Odds and EndsThe entertainment on board ranged between ‘that’s pretty cool/funny/nice’ and ‘meh’. The shows were usually packed, so unless you get there early you might be forced to stand – that is if you can, after dinner. The ice show was definitely worth seeing, and really what’s not to like about watching pretty girls being flung around, often inches from the ice? I’m a bit too old and married to be hitting the clubs, but even in the evening it didn’t seem much like a party ship – whether that’s a pro or con depends on you.
SummaryWeighing the pros and cons, I’d definitely have to give it to the pros. Sailing on the Liberty of the Seas was a great value and a good time despite the run-of-the-mill itinerary. Sure it’s big, and yeah, just about every point on the ship is about half a mile from your cabin. But in a sea of giants, with bigger giants on the way, this one was gentle enough to be worth the walk.

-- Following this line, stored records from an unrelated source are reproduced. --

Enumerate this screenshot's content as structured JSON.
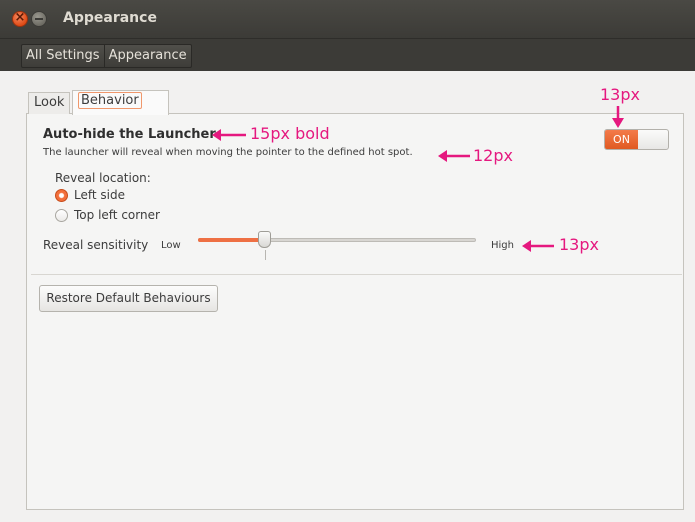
{
  "window": {
    "title": "Appearance"
  },
  "toolbar": {
    "crumbs": [
      "All Settings",
      "Appearance"
    ]
  },
  "tabs": [
    {
      "label": "Look"
    },
    {
      "label": "Behavior"
    }
  ],
  "behavior": {
    "autohide_label": "Auto-hide the Launcher",
    "autohide_description": "The launcher will reveal when moving the pointer to the defined hot spot.",
    "switch_state": "ON",
    "reveal_location_label": "Reveal location:",
    "reveal_options": [
      {
        "label": "Left side",
        "selected": true
      },
      {
        "label": "Top left corner",
        "selected": false
      }
    ],
    "sensitivity_label": "Reveal sensitivity",
    "sensitivity_low": "Low",
    "sensitivity_high": "High",
    "sensitivity_value_fraction": 0.24,
    "restore_button": "Restore Default Behaviours"
  },
  "annotations": {
    "heading_note": "15px bold",
    "description_note": "12px",
    "switch_note": "13px",
    "slider_note": "13px",
    "color": "#e5187f"
  },
  "colors": {
    "accent": "#f07746",
    "titlebar": "#3c3b37"
  }
}
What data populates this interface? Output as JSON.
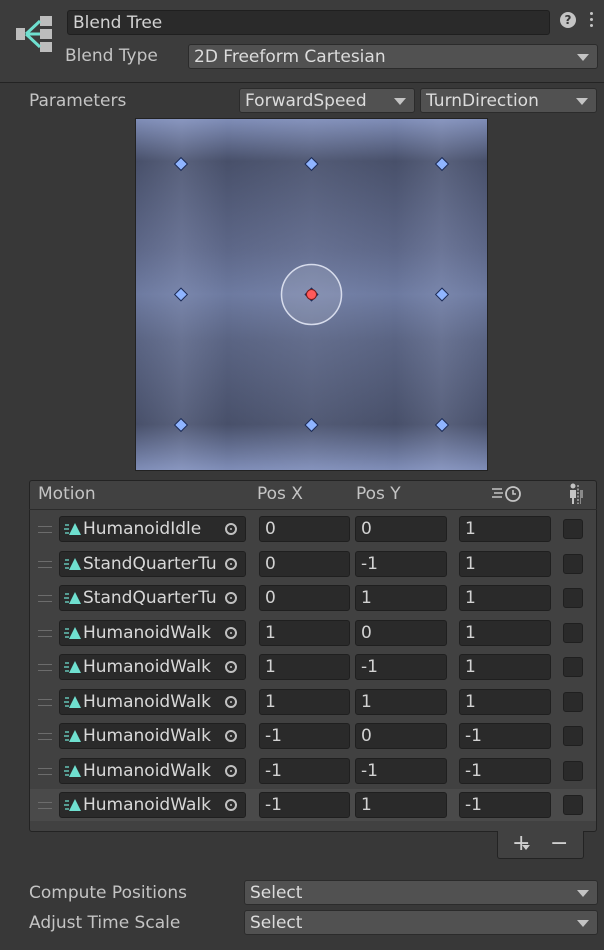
{
  "header": {
    "name_value": "Blend Tree",
    "blend_type_label": "Blend Type",
    "blend_type_value": "2D Freeform Cartesian",
    "help_icon": "question-icon",
    "menu_icon": "kebab-icon"
  },
  "parameters": {
    "label": "Parameters",
    "param_x": "ForwardSpeed",
    "param_y": "TurnDirection"
  },
  "graph": {
    "points": [
      {
        "x": -1,
        "y": 1
      },
      {
        "x": 0,
        "y": 1
      },
      {
        "x": 1,
        "y": 1
      },
      {
        "x": -1,
        "y": 0
      },
      {
        "x": 0,
        "y": 0
      },
      {
        "x": 1,
        "y": 0
      },
      {
        "x": -1,
        "y": -1
      },
      {
        "x": 0,
        "y": -1
      },
      {
        "x": 1,
        "y": -1
      }
    ],
    "current": {
      "x": 0,
      "y": 0
    },
    "point_color": "#8fb4ff",
    "current_color": "#ff5a5a"
  },
  "motion_list": {
    "headers": {
      "motion": "Motion",
      "pos_x": "Pos X",
      "pos_y": "Pos Y",
      "speed_icon": "timescale-icon",
      "mirror_icon": "mirror-icon"
    },
    "rows": [
      {
        "motion": "HumanoidIdle",
        "pos_x": "0",
        "pos_y": "0",
        "speed": "1",
        "mirror": false
      },
      {
        "motion": "StandQuarterTu",
        "pos_x": "0",
        "pos_y": "-1",
        "speed": "1",
        "mirror": false
      },
      {
        "motion": "StandQuarterTu",
        "pos_x": "0",
        "pos_y": "1",
        "speed": "1",
        "mirror": false
      },
      {
        "motion": "HumanoidWalk",
        "pos_x": "1",
        "pos_y": "0",
        "speed": "1",
        "mirror": false
      },
      {
        "motion": "HumanoidWalk",
        "pos_x": "1",
        "pos_y": "-1",
        "speed": "1",
        "mirror": false
      },
      {
        "motion": "HumanoidWalk",
        "pos_x": "1",
        "pos_y": "1",
        "speed": "1",
        "mirror": false
      },
      {
        "motion": "HumanoidWalk",
        "pos_x": "-1",
        "pos_y": "0",
        "speed": "-1",
        "mirror": false
      },
      {
        "motion": "HumanoidWalk",
        "pos_x": "-1",
        "pos_y": "-1",
        "speed": "-1",
        "mirror": false
      },
      {
        "motion": "HumanoidWalk",
        "pos_x": "-1",
        "pos_y": "1",
        "speed": "-1",
        "mirror": false
      }
    ],
    "add_button": "+",
    "remove_button": "−"
  },
  "footer": {
    "compute_label": "Compute Positions",
    "compute_value": "Select",
    "adjust_label": "Adjust Time Scale",
    "adjust_value": "Select"
  },
  "colors": {
    "accent_icon": "#6fe0d0",
    "background": "#383838"
  }
}
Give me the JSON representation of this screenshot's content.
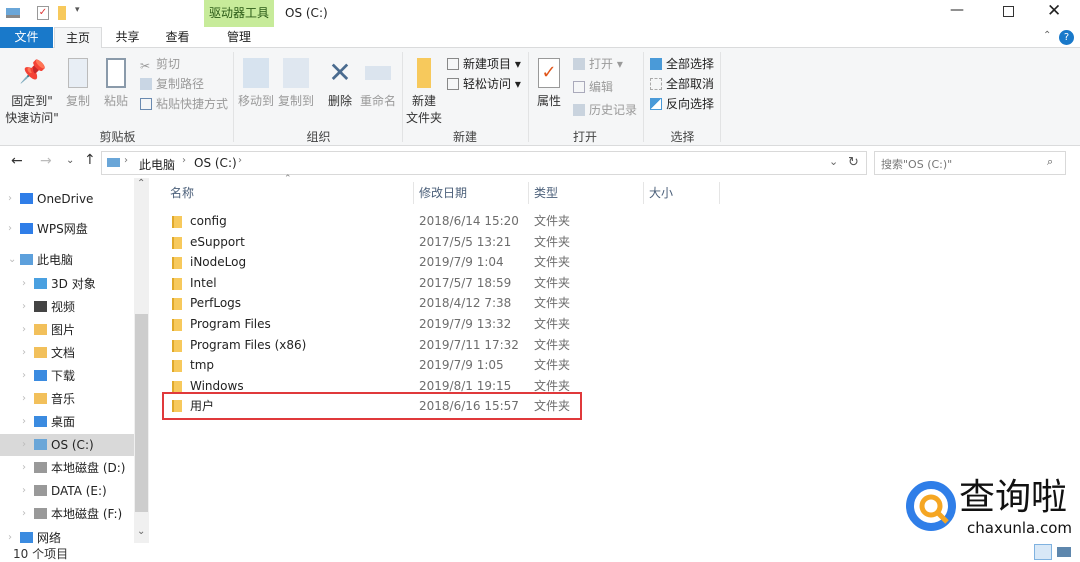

Have you cruised on the Liberty of the Seas? Tell us about it by leaving a comment below.